## What to do
For this item, repeat the material exactly while omitting its pictures.

## Data in this exercise
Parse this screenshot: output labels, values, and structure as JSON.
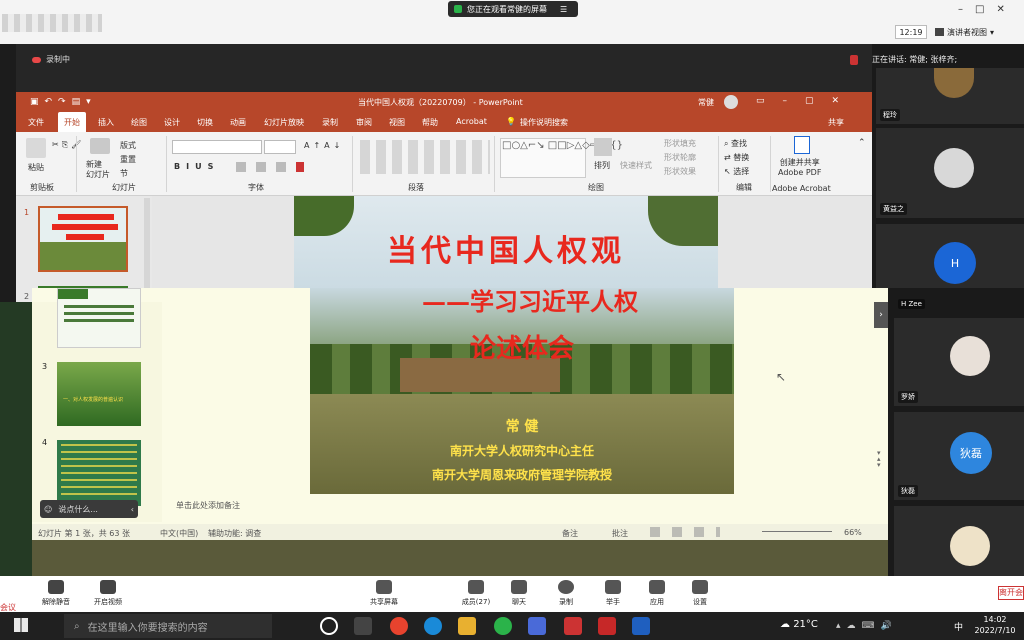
{
  "screen_share_banner": "您正在观看常健的屏幕",
  "clock": "12:19",
  "view_mode": "演讲者视图",
  "recording_label": "录制中",
  "speaking_text": "正在讲话: 常健; 张梓齐;",
  "participants_upper": [
    {
      "name": "程玲"
    },
    {
      "name": "黄益之"
    },
    {
      "name": "",
      "initial": "H"
    }
  ],
  "participants_lower": [
    {
      "name": "H Zee"
    },
    {
      "name": "罗娇"
    },
    {
      "name": "狄磊",
      "initial": "狄磊"
    },
    {
      "name": ""
    }
  ],
  "ppt": {
    "title": "当代中国人权观（20220709） - PowerPoint",
    "user": "常健",
    "tabs": [
      "文件",
      "开始",
      "插入",
      "绘图",
      "设计",
      "切换",
      "动画",
      "幻灯片放映",
      "录制",
      "审阅",
      "视图",
      "帮助",
      "Acrobat"
    ],
    "tell_me": "操作说明搜索",
    "share": "共享",
    "groups": {
      "clipboard": "剪贴板",
      "slides": "幻灯片",
      "font": "字体",
      "paragraph": "段落",
      "drawing": "绘图",
      "editing": "编辑",
      "acrobat": "Adobe Acrobat"
    },
    "buttons": {
      "paste": "粘贴",
      "new_slide": "新建\n幻灯片",
      "layout": "版式",
      "reset": "重置",
      "section": "节",
      "arrange": "排列",
      "quick_styles": "快速样式",
      "shape_fill": "形状填充",
      "shape_outline": "形状轮廓",
      "shape_effects": "形状效果",
      "find": "查找",
      "replace": "替换",
      "select": "选择",
      "create_pdf": "创建并共享\nAdobe PDF"
    },
    "font_style_buttons": [
      "B",
      "I",
      "U",
      "S"
    ],
    "slide_numbers": [
      "1",
      "2",
      "3",
      "4"
    ],
    "thumb2_text": "一、对人权发展的普遍认识",
    "thumb3_text": "一、对人权发展的普遍认识",
    "slide": {
      "title_line1": "当代中国人权观",
      "title_line2": "——学习习近平人权",
      "title_line3": "论述体会",
      "author": "常 健",
      "affiliation1": "南开大学人权研究中心主任",
      "affiliation2": "南开大学周恩来政府管理学院教授"
    },
    "notes_placeholder": "单击此处添加备注",
    "chat_bubble": "说点什么...",
    "status": {
      "slide_count": "幻灯片 第 1 张，共 63 张",
      "language": "中文(中国)",
      "accessibility": "辅助功能: 调查",
      "notes": "备注",
      "comments": "批注",
      "zoom": "66%"
    }
  },
  "meeting_bar": [
    {
      "label": "解除静音"
    },
    {
      "label": "开启视频"
    },
    {
      "label": "共享屏幕"
    },
    {
      "label": "成员(27)"
    },
    {
      "label": "聊天"
    },
    {
      "label": "录制"
    },
    {
      "label": "举手"
    },
    {
      "label": "应用"
    },
    {
      "label": "设置"
    }
  ],
  "meeting_left": "会议",
  "meeting_right": "离开会",
  "taskbar": {
    "search_placeholder": "在这里输入你要搜索的内容",
    "weather": "21°C",
    "time": "14:02",
    "date": "2022/7/10",
    "ime": "中"
  },
  "colors": {
    "ppt_red": "#b7472a",
    "slide_title_red": "#e8281e",
    "slide_text_yellow": "#ffe24a"
  }
}
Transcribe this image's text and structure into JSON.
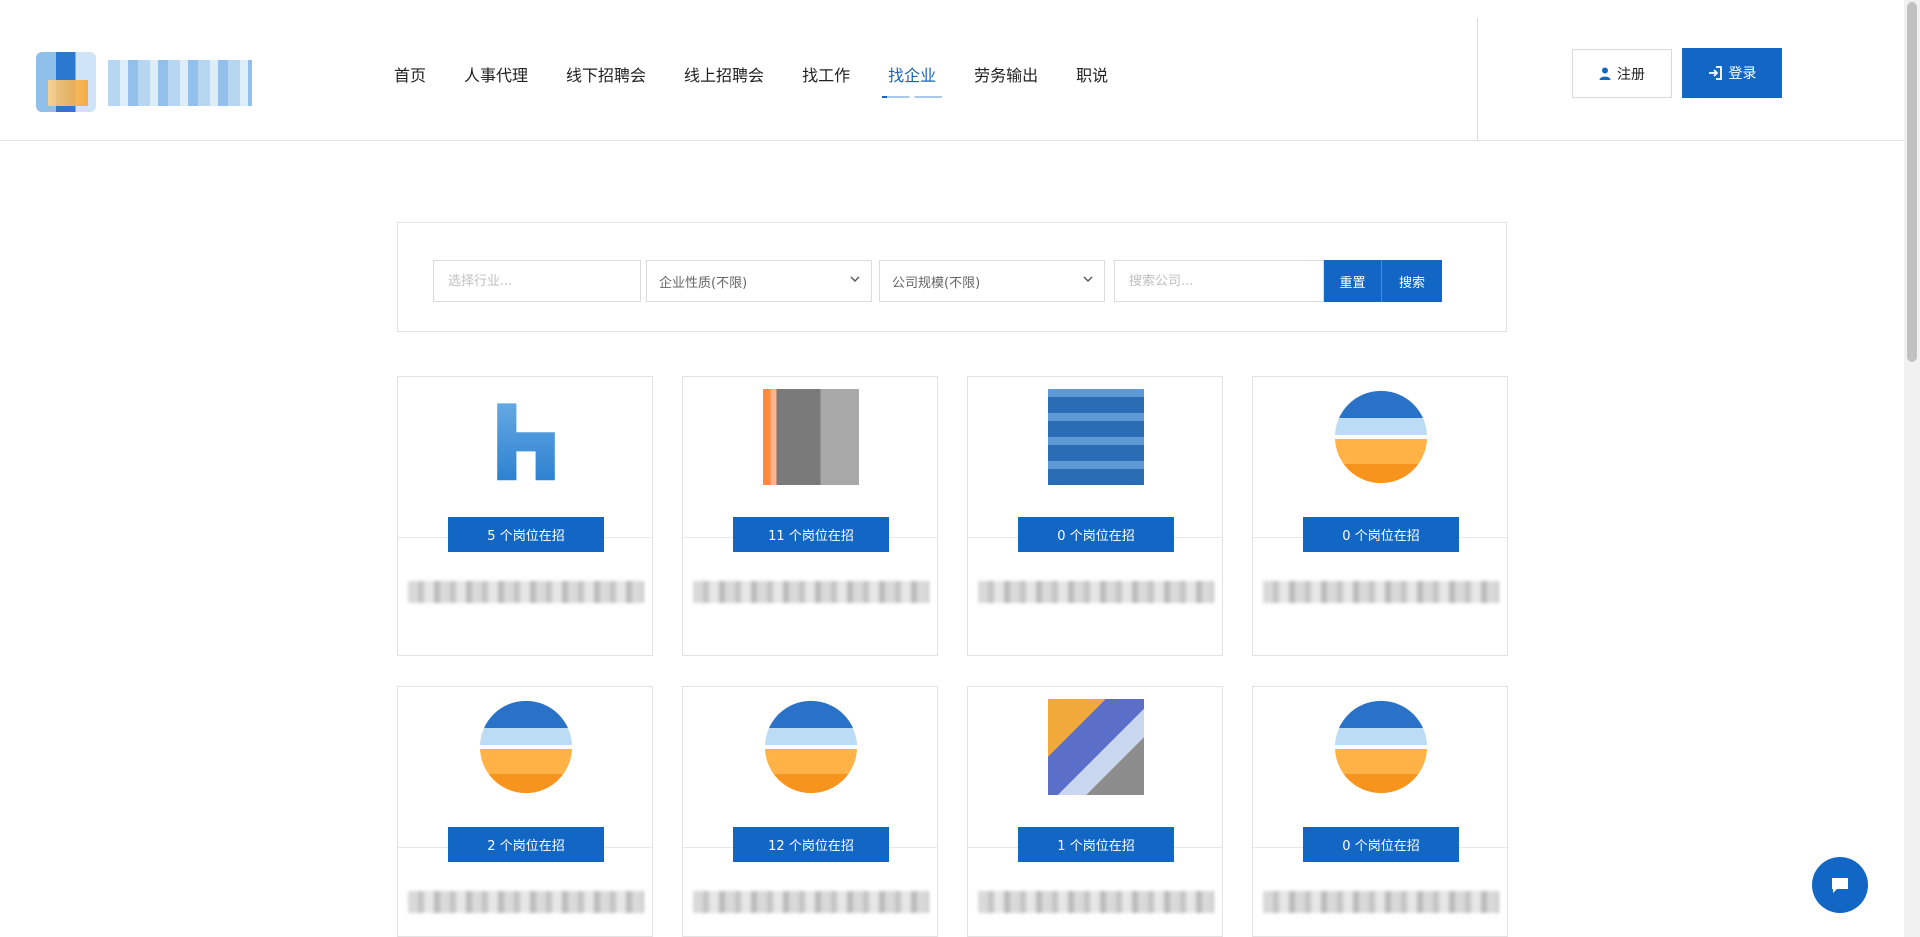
{
  "nav": {
    "items": [
      {
        "label": "首页",
        "active": false
      },
      {
        "label": "人事代理",
        "active": false
      },
      {
        "label": "线下招聘会",
        "active": false
      },
      {
        "label": "线上招聘会",
        "active": false
      },
      {
        "label": "找工作",
        "active": false
      },
      {
        "label": "找企业",
        "active": true
      },
      {
        "label": "劳务输出",
        "active": false
      },
      {
        "label": "职说",
        "active": false
      }
    ]
  },
  "auth": {
    "register_label": "注册",
    "login_label": "登录"
  },
  "search": {
    "industry_placeholder": "选择行业...",
    "nature_value": "企业性质(不限)",
    "scale_value": "公司规模(不限)",
    "company_placeholder": "搜索公司...",
    "reset_label": "重置",
    "search_label": "搜索"
  },
  "companies": [
    {
      "jobs_label": "5 个岗位在招",
      "logo": "logo-a"
    },
    {
      "jobs_label": "11 个岗位在招",
      "logo": "logo-b"
    },
    {
      "jobs_label": "0 个岗位在招",
      "logo": "logo-c"
    },
    {
      "jobs_label": "0 个岗位在招",
      "logo": "logo-s"
    },
    {
      "jobs_label": "2 个岗位在招",
      "logo": "logo-s"
    },
    {
      "jobs_label": "12 个岗位在招",
      "logo": "logo-s"
    },
    {
      "jobs_label": "1 个岗位在招",
      "logo": "logo-d"
    },
    {
      "jobs_label": "0 个岗位在招",
      "logo": "logo-s"
    }
  ],
  "colors": {
    "primary": "#1367c4",
    "active_nav": "#1a63b8"
  },
  "icons": {
    "register": "user-icon",
    "login": "sign-in-icon",
    "chat": "chat-icon",
    "select": "chevron-down-icon"
  }
}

## Solution
Parse this screenshot: output labels, values, and structure as JSON.
{
  "screen_share_banner": "您正在观看常健的屏幕",
  "clock": "12:19",
  "view_mode": "演讲者视图",
  "recording_label": "录制中",
  "speaking_text": "正在讲话: 常健; 张梓齐;",
  "participants_upper": [
    {
      "name": "程玲"
    },
    {
      "name": "黄益之"
    },
    {
      "name": "",
      "initial": "H"
    }
  ],
  "participants_lower": [
    {
      "name": "H Zee"
    },
    {
      "name": "罗娇"
    },
    {
      "name": "狄磊",
      "initial": "狄磊"
    },
    {
      "name": ""
    }
  ],
  "ppt": {
    "title": "当代中国人权观（20220709） - PowerPoint",
    "user": "常健",
    "tabs": [
      "文件",
      "开始",
      "插入",
      "绘图",
      "设计",
      "切换",
      "动画",
      "幻灯片放映",
      "录制",
      "审阅",
      "视图",
      "帮助",
      "Acrobat"
    ],
    "tell_me": "操作说明搜索",
    "share": "共享",
    "groups": {
      "clipboard": "剪贴板",
      "slides": "幻灯片",
      "font": "字体",
      "paragraph": "段落",
      "drawing": "绘图",
      "editing": "编辑",
      "acrobat": "Adobe Acrobat"
    },
    "buttons": {
      "paste": "粘贴",
      "new_slide": "新建\n幻灯片",
      "layout": "版式",
      "reset": "重置",
      "section": "节",
      "arrange": "排列",
      "quick_styles": "快速样式",
      "shape_fill": "形状填充",
      "shape_outline": "形状轮廓",
      "shape_effects": "形状效果",
      "find": "查找",
      "replace": "替换",
      "select": "选择",
      "create_pdf": "创建并共享\nAdobe PDF"
    },
    "font_style_buttons": [
      "B",
      "I",
      "U",
      "S"
    ],
    "slide_numbers": [
      "1",
      "2",
      "3",
      "4"
    ],
    "thumb2_text": "一、对人权发展的普遍认识",
    "thumb3_text": "一、对人权发展的普遍认识",
    "slide": {
      "title_line1": "当代中国人权观",
      "title_line2": "——学习习近平人权",
      "title_line3": "论述体会",
      "author": "常 健",
      "affiliation1": "南开大学人权研究中心主任",
      "affiliation2": "南开大学周恩来政府管理学院教授"
    },
    "notes_placeholder": "单击此处添加备注",
    "chat_bubble": "说点什么...",
    "status": {
      "slide_count": "幻灯片 第 1 张，共 63 张",
      "language": "中文(中国)",
      "accessibility": "辅助功能: 调查",
      "notes": "备注",
      "comments": "批注",
      "zoom": "66%"
    }
  },
  "meeting_bar": [
    {
      "label": "解除静音"
    },
    {
      "label": "开启视频"
    },
    {
      "label": "共享屏幕"
    },
    {
      "label": "成员(27)"
    },
    {
      "label": "聊天"
    },
    {
      "label": "录制"
    },
    {
      "label": "举手"
    },
    {
      "label": "应用"
    },
    {
      "label": "设置"
    }
  ],
  "meeting_left": "会议",
  "meeting_right": "离开会",
  "taskbar": {
    "search_placeholder": "在这里输入你要搜索的内容",
    "weather": "21°C",
    "time": "14:02",
    "date": "2022/7/10",
    "ime": "中"
  },
  "colors": {
    "ppt_red": "#b7472a",
    "slide_title_red": "#e8281e",
    "slide_text_yellow": "#ffe24a"
  }
}
Transcribe this image's text and structure into JSON.
{
  "nav": {
    "items": [
      {
        "label": "首页",
        "active": false
      },
      {
        "label": "人事代理",
        "active": false
      },
      {
        "label": "线下招聘会",
        "active": false
      },
      {
        "label": "线上招聘会",
        "active": false
      },
      {
        "label": "找工作",
        "active": false
      },
      {
        "label": "找企业",
        "active": true
      },
      {
        "label": "劳务输出",
        "active": false
      },
      {
        "label": "职说",
        "active": false
      }
    ]
  },
  "auth": {
    "register_label": "注册",
    "login_label": "登录"
  },
  "search": {
    "industry_placeholder": "选择行业...",
    "nature_value": "企业性质(不限)",
    "scale_value": "公司规模(不限)",
    "company_placeholder": "搜索公司...",
    "reset_label": "重置",
    "search_label": "搜索"
  },
  "companies": [
    {
      "jobs_label": "5 个岗位在招",
      "logo": "logo-a"
    },
    {
      "jobs_label": "11 个岗位在招",
      "logo": "logo-b"
    },
    {
      "jobs_label": "0 个岗位在招",
      "logo": "logo-c"
    },
    {
      "jobs_label": "0 个岗位在招",
      "logo": "logo-s"
    },
    {
      "jobs_label": "2 个岗位在招",
      "logo": "logo-s"
    },
    {
      "jobs_label": "12 个岗位在招",
      "logo": "logo-s"
    },
    {
      "jobs_label": "1 个岗位在招",
      "logo": "logo-d"
    },
    {
      "jobs_label": "0 个岗位在招",
      "logo": "logo-s"
    }
  ],
  "colors": {
    "primary": "#1367c4",
    "active_nav": "#1a63b8"
  },
  "icons": {
    "register": "user-icon",
    "login": "sign-in-icon",
    "chat": "chat-icon",
    "select": "chevron-down-icon"
  }
}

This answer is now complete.